Imposing accountability in algorithmic systems is not as technically challenging as fairness or transparency. It can be accomplished through the use of evaluation frameworks, in the form of simple check-lists and questionnaires that require input from experts that build or manage the system.
In July 2020 the High-Level Expert Group on Artificial Intelligence (AI HLEG) appointed by the European Union has created an assessment list for trustworthy AI. Prior to that, Code4Thought had published in an academic conference a similar (but less broad) assessment framework for algorithmic accountability in 2019.
We presented how the F.Acc.T principles are viewed through the lenses of GDPR. It is clear that besides the technical challenges of incorporating these principles in an algorithmic pipeline, the legal view of their imposition is also in some areas obscure (e.g. transparency).
At Code4Thought, we hope that the legal gaps will be filled and the related conflicts will be resolved soon, thereby creating more clear and explicit guidelines and regulations for AI Ethics. But until then, we urge organisations to proactively care about the “F.Acc.T-ness” of their algorithmic systems, since we strongly believe that it can boost their trustworthiness and yield to more stable, responsible algorithmic systems and perhaps a more fair society.
It should be noted that globally there also other similar regulations for data privacy and protection, some of which are listed below:
– Personal Information Protection and Electronic Documents Act (PIPEDA) by the Parliament of Canada in 2001
– California Consumer Privacy Act (CCPA) by California State Legislature in June, 2018
– Brazilian General Data Protection Law (Lei Geral de Proteção de Dados or LGPD) passed in 2018
– White paper οn Artificial Intelligence — A European approach to excellence and trust by the European Union in February, 2020

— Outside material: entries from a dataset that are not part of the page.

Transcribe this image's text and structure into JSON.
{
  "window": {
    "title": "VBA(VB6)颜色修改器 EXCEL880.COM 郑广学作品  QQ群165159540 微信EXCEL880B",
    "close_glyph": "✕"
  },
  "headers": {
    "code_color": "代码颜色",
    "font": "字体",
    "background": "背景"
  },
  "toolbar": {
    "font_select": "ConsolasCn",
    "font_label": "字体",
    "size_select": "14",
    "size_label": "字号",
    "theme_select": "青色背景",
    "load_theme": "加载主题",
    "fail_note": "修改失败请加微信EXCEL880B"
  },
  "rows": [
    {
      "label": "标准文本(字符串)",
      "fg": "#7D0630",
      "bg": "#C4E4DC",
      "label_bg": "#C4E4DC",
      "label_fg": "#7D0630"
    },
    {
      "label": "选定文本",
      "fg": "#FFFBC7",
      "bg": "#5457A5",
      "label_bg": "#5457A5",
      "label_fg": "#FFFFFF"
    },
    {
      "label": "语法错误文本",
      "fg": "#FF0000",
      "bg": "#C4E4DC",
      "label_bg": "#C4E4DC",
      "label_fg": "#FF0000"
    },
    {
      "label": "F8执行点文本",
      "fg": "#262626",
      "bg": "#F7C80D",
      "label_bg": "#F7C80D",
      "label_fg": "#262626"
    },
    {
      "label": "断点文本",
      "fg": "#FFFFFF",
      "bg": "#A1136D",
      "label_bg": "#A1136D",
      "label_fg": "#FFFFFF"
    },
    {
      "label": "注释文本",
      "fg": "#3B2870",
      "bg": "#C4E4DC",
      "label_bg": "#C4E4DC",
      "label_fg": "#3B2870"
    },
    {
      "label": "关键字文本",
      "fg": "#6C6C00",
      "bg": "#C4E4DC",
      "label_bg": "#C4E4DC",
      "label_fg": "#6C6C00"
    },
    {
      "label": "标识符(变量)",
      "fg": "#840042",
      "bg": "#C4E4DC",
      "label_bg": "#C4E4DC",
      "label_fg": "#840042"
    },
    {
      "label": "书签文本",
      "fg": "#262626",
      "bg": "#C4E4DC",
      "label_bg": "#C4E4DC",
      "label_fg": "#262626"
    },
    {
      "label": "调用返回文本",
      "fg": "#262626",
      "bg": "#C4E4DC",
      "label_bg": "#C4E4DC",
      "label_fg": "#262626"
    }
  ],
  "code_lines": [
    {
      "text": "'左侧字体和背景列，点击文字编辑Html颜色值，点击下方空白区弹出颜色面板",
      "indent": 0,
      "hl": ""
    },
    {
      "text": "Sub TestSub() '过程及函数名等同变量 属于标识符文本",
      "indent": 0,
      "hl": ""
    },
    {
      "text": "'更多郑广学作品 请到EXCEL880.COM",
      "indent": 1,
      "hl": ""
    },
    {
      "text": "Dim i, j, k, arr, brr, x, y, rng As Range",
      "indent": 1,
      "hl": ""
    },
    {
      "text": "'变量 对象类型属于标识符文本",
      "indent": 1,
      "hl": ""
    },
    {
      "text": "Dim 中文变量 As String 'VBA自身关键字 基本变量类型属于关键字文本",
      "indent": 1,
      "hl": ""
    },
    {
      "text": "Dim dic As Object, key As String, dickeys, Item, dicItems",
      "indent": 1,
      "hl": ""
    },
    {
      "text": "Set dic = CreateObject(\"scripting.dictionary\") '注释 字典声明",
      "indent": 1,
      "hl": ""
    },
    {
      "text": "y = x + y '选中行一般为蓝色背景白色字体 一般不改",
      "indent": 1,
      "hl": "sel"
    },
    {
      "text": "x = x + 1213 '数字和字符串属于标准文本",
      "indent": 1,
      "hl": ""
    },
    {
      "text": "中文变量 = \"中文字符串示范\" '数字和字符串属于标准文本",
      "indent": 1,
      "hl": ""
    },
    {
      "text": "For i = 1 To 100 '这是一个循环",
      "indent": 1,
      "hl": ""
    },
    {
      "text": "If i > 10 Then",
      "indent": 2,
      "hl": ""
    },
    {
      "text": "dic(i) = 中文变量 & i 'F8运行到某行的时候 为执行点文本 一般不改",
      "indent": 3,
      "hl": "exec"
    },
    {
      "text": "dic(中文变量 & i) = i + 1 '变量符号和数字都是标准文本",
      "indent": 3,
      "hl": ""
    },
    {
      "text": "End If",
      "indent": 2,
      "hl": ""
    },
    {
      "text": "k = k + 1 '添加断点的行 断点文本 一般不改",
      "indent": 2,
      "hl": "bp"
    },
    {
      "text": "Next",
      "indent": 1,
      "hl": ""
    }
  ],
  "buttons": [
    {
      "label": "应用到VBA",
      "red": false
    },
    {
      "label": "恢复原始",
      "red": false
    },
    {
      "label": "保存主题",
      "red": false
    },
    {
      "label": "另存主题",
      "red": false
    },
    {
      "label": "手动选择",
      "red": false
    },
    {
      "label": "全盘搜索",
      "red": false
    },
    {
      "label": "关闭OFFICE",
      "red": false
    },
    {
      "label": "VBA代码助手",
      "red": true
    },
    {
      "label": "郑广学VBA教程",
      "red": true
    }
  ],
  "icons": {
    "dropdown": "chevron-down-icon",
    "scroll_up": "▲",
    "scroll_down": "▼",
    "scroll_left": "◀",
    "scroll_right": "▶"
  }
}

– Denmark’s legislation about AI & Data Ethics being the first country in Europe to implement such laws in May, 2020